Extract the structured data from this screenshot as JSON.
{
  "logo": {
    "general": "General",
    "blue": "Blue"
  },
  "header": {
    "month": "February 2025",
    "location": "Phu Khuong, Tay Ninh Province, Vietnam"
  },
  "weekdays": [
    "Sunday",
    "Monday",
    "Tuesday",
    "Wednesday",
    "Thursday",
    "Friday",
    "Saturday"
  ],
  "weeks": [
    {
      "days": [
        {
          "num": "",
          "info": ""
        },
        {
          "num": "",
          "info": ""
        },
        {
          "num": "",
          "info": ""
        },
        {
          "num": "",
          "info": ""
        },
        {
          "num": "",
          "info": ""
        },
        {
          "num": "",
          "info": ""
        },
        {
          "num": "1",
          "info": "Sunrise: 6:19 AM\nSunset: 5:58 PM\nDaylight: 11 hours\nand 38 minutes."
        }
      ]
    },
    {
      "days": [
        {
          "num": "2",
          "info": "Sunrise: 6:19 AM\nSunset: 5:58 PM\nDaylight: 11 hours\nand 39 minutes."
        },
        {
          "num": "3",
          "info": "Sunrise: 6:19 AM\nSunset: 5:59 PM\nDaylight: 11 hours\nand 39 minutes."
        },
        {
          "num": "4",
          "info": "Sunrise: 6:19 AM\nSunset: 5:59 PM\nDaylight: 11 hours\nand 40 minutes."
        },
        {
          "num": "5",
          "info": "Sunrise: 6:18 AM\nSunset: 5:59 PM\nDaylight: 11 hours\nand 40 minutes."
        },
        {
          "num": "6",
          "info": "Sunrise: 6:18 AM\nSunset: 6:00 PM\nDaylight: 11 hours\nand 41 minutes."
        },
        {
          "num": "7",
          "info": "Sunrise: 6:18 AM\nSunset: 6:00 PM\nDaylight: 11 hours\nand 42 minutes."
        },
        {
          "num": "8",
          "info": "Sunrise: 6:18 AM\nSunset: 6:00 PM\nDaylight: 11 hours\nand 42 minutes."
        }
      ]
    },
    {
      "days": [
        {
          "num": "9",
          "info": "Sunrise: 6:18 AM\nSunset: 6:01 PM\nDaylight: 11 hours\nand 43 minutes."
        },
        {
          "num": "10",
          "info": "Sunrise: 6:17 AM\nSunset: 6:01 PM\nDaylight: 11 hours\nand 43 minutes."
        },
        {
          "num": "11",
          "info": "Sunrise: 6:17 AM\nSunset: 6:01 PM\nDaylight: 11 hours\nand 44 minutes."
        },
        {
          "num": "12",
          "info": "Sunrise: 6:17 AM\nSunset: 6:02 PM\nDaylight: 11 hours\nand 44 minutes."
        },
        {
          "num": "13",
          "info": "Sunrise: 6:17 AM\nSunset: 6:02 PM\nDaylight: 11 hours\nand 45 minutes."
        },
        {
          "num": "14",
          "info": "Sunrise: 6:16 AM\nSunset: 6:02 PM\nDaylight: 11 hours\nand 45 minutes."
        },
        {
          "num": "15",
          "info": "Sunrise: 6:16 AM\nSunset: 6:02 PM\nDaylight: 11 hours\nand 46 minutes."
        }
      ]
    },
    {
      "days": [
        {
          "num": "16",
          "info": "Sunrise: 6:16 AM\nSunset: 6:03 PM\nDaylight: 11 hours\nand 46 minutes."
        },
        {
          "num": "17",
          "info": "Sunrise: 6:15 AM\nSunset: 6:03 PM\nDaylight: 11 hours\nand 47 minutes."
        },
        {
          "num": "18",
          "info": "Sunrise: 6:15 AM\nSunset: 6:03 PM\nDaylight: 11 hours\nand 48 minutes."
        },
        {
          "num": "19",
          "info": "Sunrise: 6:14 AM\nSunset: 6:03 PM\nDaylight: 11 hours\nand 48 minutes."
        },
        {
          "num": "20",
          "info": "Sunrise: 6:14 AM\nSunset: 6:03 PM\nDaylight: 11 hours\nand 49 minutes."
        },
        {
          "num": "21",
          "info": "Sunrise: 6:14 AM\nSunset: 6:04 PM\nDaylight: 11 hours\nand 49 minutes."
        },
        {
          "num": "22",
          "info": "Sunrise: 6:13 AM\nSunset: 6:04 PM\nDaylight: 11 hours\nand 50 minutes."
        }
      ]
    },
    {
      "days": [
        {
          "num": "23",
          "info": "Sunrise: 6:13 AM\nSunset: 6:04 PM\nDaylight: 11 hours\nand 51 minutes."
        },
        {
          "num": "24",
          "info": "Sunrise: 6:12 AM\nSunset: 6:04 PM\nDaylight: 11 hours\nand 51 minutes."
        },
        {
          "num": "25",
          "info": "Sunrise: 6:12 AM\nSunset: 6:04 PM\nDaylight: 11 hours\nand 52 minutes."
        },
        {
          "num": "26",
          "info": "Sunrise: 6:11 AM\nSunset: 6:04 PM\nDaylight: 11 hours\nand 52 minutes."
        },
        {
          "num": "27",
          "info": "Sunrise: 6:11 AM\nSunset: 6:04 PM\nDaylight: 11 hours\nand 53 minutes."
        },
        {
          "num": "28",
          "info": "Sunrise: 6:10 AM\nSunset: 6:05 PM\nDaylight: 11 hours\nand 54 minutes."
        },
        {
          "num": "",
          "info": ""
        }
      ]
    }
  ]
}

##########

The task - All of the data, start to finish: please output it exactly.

Solution to this exercise -
Extract the structured data from this screenshot as JSON.
{
  "logo": {
    "general": "General",
    "blue": "Blue"
  },
  "header": {
    "month": "February 2025",
    "location": "Phu Khuong, Tay Ninh Province, Vietnam"
  },
  "weekdays": [
    "Sunday",
    "Monday",
    "Tuesday",
    "Wednesday",
    "Thursday",
    "Friday",
    "Saturday"
  ],
  "weeks": [
    {
      "days": [
        {
          "num": "",
          "info": ""
        },
        {
          "num": "",
          "info": ""
        },
        {
          "num": "",
          "info": ""
        },
        {
          "num": "",
          "info": ""
        },
        {
          "num": "",
          "info": ""
        },
        {
          "num": "",
          "info": ""
        },
        {
          "num": "1",
          "info": "Sunrise: 6:19 AM\nSunset: 5:58 PM\nDaylight: 11 hours\nand 38 minutes."
        }
      ]
    },
    {
      "days": [
        {
          "num": "2",
          "info": "Sunrise: 6:19 AM\nSunset: 5:58 PM\nDaylight: 11 hours\nand 39 minutes."
        },
        {
          "num": "3",
          "info": "Sunrise: 6:19 AM\nSunset: 5:59 PM\nDaylight: 11 hours\nand 39 minutes."
        },
        {
          "num": "4",
          "info": "Sunrise: 6:19 AM\nSunset: 5:59 PM\nDaylight: 11 hours\nand 40 minutes."
        },
        {
          "num": "5",
          "info": "Sunrise: 6:18 AM\nSunset: 5:59 PM\nDaylight: 11 hours\nand 40 minutes."
        },
        {
          "num": "6",
          "info": "Sunrise: 6:18 AM\nSunset: 6:00 PM\nDaylight: 11 hours\nand 41 minutes."
        },
        {
          "num": "7",
          "info": "Sunrise: 6:18 AM\nSunset: 6:00 PM\nDaylight: 11 hours\nand 42 minutes."
        },
        {
          "num": "8",
          "info": "Sunrise: 6:18 AM\nSunset: 6:00 PM\nDaylight: 11 hours\nand 42 minutes."
        }
      ]
    },
    {
      "days": [
        {
          "num": "9",
          "info": "Sunrise: 6:18 AM\nSunset: 6:01 PM\nDaylight: 11 hours\nand 43 minutes."
        },
        {
          "num": "10",
          "info": "Sunrise: 6:17 AM\nSunset: 6:01 PM\nDaylight: 11 hours\nand 43 minutes."
        },
        {
          "num": "11",
          "info": "Sunrise: 6:17 AM\nSunset: 6:01 PM\nDaylight: 11 hours\nand 44 minutes."
        },
        {
          "num": "12",
          "info": "Sunrise: 6:17 AM\nSunset: 6:02 PM\nDaylight: 11 hours\nand 44 minutes."
        },
        {
          "num": "13",
          "info": "Sunrise: 6:17 AM\nSunset: 6:02 PM\nDaylight: 11 hours\nand 45 minutes."
        },
        {
          "num": "14",
          "info": "Sunrise: 6:16 AM\nSunset: 6:02 PM\nDaylight: 11 hours\nand 45 minutes."
        },
        {
          "num": "15",
          "info": "Sunrise: 6:16 AM\nSunset: 6:02 PM\nDaylight: 11 hours\nand 46 minutes."
        }
      ]
    },
    {
      "days": [
        {
          "num": "16",
          "info": "Sunrise: 6:16 AM\nSunset: 6:03 PM\nDaylight: 11 hours\nand 46 minutes."
        },
        {
          "num": "17",
          "info": "Sunrise: 6:15 AM\nSunset: 6:03 PM\nDaylight: 11 hours\nand 47 minutes."
        },
        {
          "num": "18",
          "info": "Sunrise: 6:15 AM\nSunset: 6:03 PM\nDaylight: 11 hours\nand 48 minutes."
        },
        {
          "num": "19",
          "info": "Sunrise: 6:14 AM\nSunset: 6:03 PM\nDaylight: 11 hours\nand 48 minutes."
        },
        {
          "num": "20",
          "info": "Sunrise: 6:14 AM\nSunset: 6:03 PM\nDaylight: 11 hours\nand 49 minutes."
        },
        {
          "num": "21",
          "info": "Sunrise: 6:14 AM\nSunset: 6:04 PM\nDaylight: 11 hours\nand 49 minutes."
        },
        {
          "num": "22",
          "info": "Sunrise: 6:13 AM\nSunset: 6:04 PM\nDaylight: 11 hours\nand 50 minutes."
        }
      ]
    },
    {
      "days": [
        {
          "num": "23",
          "info": "Sunrise: 6:13 AM\nSunset: 6:04 PM\nDaylight: 11 hours\nand 51 minutes."
        },
        {
          "num": "24",
          "info": "Sunrise: 6:12 AM\nSunset: 6:04 PM\nDaylight: 11 hours\nand 51 minutes."
        },
        {
          "num": "25",
          "info": "Sunrise: 6:12 AM\nSunset: 6:04 PM\nDaylight: 11 hours\nand 52 minutes."
        },
        {
          "num": "26",
          "info": "Sunrise: 6:11 AM\nSunset: 6:04 PM\nDaylight: 11 hours\nand 52 minutes."
        },
        {
          "num": "27",
          "info": "Sunrise: 6:11 AM\nSunset: 6:04 PM\nDaylight: 11 hours\nand 53 minutes."
        },
        {
          "num": "28",
          "info": "Sunrise: 6:10 AM\nSunset: 6:05 PM\nDaylight: 11 hours\nand 54 minutes."
        },
        {
          "num": "",
          "info": ""
        }
      ]
    }
  ]
}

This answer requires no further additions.